Government Commitments

Government Commitments to Truth and Reconciliation

NDP government allows Manitoba Hydro to deal directly with Indigenous nations again

October 31, 2023

Premier Wab Kinew’s cabinet rescinds PC restriction on Crown corporation’s negotiations

A closeup of a blue sign outside a building with a logo reading "Manitoba Hydro."
Manitoba Hydro is now permitted to speak to Indigenous governments again. (Trevor Brine/CBC)

CBC Indigenous: Manitoba’s NDP government is once again allowing Manitoba Hydro to deal directly with Indigenous nations.

Premier Wab Kinew said Tuesday his cabinet has rescinded a Progressive Conservative order that prevented the Crown corporation from engaging in talks with First Nations, Métis and Inuit governments.

“This is a significant message to the corporation that they need to dramatically improve the way they engage with Indigenous nations across Manitoba,” Kinew told an assembly of the Keewatin Tribal Council at Winnipeg’s Wyndham Garden Hotel.

The premier called it “a first step among many” his government will take to improve Manitoba Hydro.

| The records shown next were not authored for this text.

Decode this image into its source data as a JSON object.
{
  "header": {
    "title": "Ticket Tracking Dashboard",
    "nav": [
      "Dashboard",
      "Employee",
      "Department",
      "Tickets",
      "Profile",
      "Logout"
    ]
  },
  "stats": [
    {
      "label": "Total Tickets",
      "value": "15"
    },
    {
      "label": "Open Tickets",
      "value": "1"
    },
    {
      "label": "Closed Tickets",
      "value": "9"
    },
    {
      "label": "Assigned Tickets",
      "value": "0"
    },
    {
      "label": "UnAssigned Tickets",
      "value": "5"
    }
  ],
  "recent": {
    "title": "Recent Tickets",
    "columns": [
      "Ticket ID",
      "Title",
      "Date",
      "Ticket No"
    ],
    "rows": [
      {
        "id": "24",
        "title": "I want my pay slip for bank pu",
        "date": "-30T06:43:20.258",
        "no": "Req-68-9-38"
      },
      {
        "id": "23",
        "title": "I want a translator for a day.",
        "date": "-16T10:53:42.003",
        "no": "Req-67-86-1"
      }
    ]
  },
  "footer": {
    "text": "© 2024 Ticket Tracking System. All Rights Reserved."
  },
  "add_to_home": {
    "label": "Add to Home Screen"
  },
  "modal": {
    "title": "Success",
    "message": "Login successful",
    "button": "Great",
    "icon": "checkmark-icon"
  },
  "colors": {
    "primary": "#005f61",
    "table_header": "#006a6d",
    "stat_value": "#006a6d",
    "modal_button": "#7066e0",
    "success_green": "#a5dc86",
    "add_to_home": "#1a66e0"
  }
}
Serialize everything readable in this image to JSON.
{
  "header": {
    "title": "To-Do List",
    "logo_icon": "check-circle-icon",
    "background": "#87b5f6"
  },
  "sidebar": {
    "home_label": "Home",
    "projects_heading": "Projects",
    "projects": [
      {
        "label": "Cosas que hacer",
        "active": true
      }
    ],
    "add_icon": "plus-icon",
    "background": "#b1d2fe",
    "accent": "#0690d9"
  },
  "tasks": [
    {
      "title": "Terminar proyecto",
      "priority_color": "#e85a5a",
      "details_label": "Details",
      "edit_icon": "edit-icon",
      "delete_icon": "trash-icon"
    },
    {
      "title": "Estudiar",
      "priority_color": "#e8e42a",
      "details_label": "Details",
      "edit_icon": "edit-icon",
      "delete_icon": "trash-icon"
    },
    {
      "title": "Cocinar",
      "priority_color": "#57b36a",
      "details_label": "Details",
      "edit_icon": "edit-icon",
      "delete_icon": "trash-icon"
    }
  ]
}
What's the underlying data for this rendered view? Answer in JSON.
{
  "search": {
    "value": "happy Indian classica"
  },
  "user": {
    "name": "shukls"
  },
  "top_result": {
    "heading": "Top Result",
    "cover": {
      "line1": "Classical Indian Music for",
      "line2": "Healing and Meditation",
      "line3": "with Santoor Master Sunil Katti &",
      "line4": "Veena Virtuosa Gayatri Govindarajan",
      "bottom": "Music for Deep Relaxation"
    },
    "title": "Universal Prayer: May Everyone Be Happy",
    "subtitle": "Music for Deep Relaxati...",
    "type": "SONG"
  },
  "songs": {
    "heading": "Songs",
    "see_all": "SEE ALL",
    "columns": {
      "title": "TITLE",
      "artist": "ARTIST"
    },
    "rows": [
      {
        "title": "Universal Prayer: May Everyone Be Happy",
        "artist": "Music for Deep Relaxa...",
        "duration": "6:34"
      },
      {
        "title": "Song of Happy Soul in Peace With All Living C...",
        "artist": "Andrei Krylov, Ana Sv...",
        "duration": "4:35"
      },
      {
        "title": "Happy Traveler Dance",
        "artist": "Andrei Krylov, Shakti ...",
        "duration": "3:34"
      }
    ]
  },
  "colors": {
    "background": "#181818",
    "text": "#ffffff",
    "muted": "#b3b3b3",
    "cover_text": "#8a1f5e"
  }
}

Former premier Brian Pallister put the order in place after his government nixed a financial settlement between Manitoba Hydro and the Manitoba Métis Federation in 2018. 

Kinew said Pallister blamed the deal for a mass resignation of Manitoba Hydro’s board.

“This order was one of the steps he put in place to try to legitimize the excuse-making that he was doing at the time,” Kinew said of Pallister. “What it also means is not only the MMF, but many First Nations were prevented from going to Hydro and getting legitimate issues dealt with.”

The Métis Federation and Hydro eventually reconciled during the final months of former premier Heather Stefanson’s PC government.

In August, the MMF and Hydro signed a 50-year, $120-million deal intended to address the effects of hydroelectric developments on Métis people throughout the province, and define how the two organizations can work together on future Hydro projects.

Nonetheless, federation president David Chartrand said he was pleased to see the Kinew government end the restriction on Manitoba Hydro’s ability to speak to Indigenous governments.

The policy and order put in place under Pallister were “nothing more than vengeful attempts to deflect attention and feed mistruths to Manitobans about the Hydro board’s mass resignation, while blaming the MMF,” Chartrand said in a statement.

He described the order as “an openly discriminatory policy that was set up to divide Manitobans and pit us against each other.”

Manitoba Hydro spokesperson Bruce Owen said in a statement the Crown corporation is pleased to work toward reconciliation.

With files from Kristin Annable